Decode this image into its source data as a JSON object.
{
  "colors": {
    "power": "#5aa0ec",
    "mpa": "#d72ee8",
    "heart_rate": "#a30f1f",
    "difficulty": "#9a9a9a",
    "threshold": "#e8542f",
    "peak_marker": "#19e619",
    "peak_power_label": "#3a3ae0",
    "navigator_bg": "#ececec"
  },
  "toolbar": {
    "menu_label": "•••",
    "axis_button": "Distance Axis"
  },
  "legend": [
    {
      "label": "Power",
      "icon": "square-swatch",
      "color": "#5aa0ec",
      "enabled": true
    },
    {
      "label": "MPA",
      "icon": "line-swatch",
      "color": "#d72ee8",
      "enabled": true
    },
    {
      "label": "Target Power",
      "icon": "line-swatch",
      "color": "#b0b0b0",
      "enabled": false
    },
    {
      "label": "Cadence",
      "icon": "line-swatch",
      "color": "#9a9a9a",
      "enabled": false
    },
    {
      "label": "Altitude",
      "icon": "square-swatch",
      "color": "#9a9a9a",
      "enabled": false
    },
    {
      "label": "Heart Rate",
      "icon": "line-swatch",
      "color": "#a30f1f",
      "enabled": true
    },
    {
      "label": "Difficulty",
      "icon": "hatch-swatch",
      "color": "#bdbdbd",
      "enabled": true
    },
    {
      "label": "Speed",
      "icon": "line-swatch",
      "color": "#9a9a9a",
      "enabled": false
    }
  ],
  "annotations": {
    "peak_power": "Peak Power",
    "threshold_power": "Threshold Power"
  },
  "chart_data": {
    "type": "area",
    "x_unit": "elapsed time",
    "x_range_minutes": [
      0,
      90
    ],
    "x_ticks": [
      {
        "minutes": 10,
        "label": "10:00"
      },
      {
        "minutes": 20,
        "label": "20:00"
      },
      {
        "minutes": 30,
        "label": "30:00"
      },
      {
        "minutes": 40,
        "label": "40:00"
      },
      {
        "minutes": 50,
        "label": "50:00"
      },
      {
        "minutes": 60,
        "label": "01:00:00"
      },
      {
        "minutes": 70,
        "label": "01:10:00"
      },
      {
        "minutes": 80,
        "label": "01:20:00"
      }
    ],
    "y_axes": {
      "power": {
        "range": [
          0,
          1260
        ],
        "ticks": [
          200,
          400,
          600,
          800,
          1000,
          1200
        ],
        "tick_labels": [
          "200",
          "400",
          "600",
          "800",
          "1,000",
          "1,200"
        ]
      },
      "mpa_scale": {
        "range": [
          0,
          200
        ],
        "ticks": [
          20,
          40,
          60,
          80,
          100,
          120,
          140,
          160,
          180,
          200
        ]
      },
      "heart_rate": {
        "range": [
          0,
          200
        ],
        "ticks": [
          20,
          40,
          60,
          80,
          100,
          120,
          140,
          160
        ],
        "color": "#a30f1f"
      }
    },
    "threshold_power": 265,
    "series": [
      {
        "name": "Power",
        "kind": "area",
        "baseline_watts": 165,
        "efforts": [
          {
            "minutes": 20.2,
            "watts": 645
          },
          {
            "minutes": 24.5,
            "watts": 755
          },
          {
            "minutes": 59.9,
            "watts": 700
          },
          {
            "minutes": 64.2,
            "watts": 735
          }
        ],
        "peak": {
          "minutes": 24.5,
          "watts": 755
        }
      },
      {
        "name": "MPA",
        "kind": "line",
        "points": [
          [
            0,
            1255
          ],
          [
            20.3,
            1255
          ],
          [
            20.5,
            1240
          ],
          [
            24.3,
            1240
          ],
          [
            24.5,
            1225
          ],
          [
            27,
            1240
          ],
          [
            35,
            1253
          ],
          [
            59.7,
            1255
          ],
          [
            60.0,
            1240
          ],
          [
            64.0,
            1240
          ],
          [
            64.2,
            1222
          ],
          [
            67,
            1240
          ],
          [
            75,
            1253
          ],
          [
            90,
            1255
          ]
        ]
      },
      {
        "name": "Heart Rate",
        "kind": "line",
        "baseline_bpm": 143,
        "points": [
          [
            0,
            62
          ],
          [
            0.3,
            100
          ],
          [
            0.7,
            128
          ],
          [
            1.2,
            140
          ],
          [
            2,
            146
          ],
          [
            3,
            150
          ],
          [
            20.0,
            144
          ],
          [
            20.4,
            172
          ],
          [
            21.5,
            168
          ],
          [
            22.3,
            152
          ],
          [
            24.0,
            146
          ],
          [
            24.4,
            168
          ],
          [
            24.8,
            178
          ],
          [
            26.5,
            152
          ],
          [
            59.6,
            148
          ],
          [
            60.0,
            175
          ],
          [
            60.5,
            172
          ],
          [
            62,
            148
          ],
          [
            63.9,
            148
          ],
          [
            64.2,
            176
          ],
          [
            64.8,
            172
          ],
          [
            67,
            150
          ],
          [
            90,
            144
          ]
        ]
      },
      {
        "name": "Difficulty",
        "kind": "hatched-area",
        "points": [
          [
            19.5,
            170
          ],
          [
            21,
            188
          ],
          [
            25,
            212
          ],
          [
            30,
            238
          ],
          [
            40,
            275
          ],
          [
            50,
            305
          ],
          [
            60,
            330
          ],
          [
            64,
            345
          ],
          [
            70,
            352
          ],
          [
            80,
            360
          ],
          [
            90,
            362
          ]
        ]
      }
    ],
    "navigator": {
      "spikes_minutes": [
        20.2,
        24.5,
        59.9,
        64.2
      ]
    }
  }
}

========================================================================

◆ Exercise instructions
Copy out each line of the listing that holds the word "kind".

◆ Expected answer
        "kind": "area",
        "kind": "line",
        "kind": "line",
        "kind": "hatched-area",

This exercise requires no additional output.